(The writer's opinions and observations expressed here are his own, and do not necessarily reflect or represent the views, policies or positions of FLW.)
Wow, what a ride. The 2016 FLW College Fishing National Championship is still a blur as my life goes back to the way it was. I have been overwhelmed with interviews, tests, class and work since I have gotten back, but that is what we college kids are used to I guess.
I have wanted to be a professional fisherman since I was very young. I had the great opportunity of living on Lake Murray growing up, and I took advantage of it. When I was 14 years old, I told myself, “I’m going to do this, no matter how hard it may be or what I have to do.”
From that day forward, I have pushed myself to the limit to learn and grow in this sport. I would come home from school and jump in my johnboat so I could hit the lake for a few hours before dark. When I got back (always at dark), I would do my homework and then fall asleep watching FLW shows on my computer. The alarm would go off early in the morning before the sun came up so that I could go and fish for an hour before I had to leave for school.
Since then I have fished, and been able to win, at the junior, high school, club and state levels. Ready for the next big step, I decided to accept the invitation I was given when I was a sophomore in high school to fish for the University of South Carolina.
I had not originally wanted to compete in College Fishing because I thought I was ready for the next level, but after talking to a mentor of mine, Brett Mitchell, I realized that I should do it and see if I could have success in the college bass fishing world.
I started competing in FLW College Fishing last year because I transferred from a junior college. Being able to qualify for and eventually win the National Championship my first year of College Fishing has been incredible.
I’m glad I decided to compete. I would have forever regretted not fishing in college. It provides so many opportunities to fish on big tournament-destination lakes and to fish against a lot of future pros. The competition in College Fishing is intense. There are a lot of REALLY good college fishermen who compete with FLW, and FLW does a great job with this program. It has given a lot of anglers legitimate opportunities at the professional level.

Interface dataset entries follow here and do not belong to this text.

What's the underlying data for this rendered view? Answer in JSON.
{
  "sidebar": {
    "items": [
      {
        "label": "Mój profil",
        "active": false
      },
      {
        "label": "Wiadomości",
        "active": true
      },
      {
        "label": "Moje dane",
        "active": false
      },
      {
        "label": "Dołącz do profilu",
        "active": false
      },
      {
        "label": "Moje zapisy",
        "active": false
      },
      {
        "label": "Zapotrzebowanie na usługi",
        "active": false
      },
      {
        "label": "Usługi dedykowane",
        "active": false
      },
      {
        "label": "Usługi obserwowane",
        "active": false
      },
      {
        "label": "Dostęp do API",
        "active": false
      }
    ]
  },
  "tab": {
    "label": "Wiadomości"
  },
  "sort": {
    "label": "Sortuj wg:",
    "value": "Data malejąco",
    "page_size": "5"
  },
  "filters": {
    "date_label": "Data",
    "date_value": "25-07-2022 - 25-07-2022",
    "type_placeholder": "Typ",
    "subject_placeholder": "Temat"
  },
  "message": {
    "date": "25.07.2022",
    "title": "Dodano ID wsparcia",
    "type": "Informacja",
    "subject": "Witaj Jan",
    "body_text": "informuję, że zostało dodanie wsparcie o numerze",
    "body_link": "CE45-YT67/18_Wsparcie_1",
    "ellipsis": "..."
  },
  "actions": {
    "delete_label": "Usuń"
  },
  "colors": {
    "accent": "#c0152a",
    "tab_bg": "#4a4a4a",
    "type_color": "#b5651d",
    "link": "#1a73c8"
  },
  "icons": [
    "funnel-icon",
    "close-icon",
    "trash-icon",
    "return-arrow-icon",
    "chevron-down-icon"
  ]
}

The championship provided me with an opportunity to show what I was made of on a national level. My goal, not dream, of being a professional angler just became very real. I now know that I have what it takes to win at the college level. Climbing the “levels” of tournament fishing is very important to me. I don’t believe in moving on to the next level until you can win or consistently be at the top of the leaderboard at the level where you’re currently competing. With the championship in the books, I will start my pro fishing career next year in Costa FLW Series and Bassmaster Opens, depending on the tournament schedules of course.
Something that I have been able to take away from the National Championship is that everything is in God’s hands. I have quit asking Him for me to win a tournament and ask only to be able to focus and perform and that His will be done. There is a plan; I am a firm believer of that. When it is your time to win, it is your time to win. Likewise, when it is your time to lose it is your time to lose. You will lose A LOT more than you win in this game, so you have to be able to learn from your losses and make them motivate you to come back stronger.
Going to the fish-off after the National Championship and competing against my tournament partner, Hampton Anderson, and losing a shot at fishing the Forrest Wood Cup really hurt, plain and simple, because I wanted it beyond belief. I had my chances, made the right decisions and adjustments, and got the right bites to win, but it simply was not my time to win. I can accept that. God has a greater plan for me. I just cannot see it yet.
I am happy and excited for Hampton and know he will do a great job representing our team in the Cup. He is a great fisherman, and I have enjoyed every minute of our climb to the National Championship.
Finally, I would like to talk about the most important part of my success: my support team. I don’t know what I would do if I did not have my fiancé Meghan, my parents, sister, teammates and friends. They drive me to better myself because they believe in me. They always have. The ups, the downs – it has been a crazy ride, and having people that care about you no matter where you finish on the leaderboard is amazing.
You can keep up with my journey to be a professional fisherman by liking my Facebook page: Chris Blanchette Bass Fishing.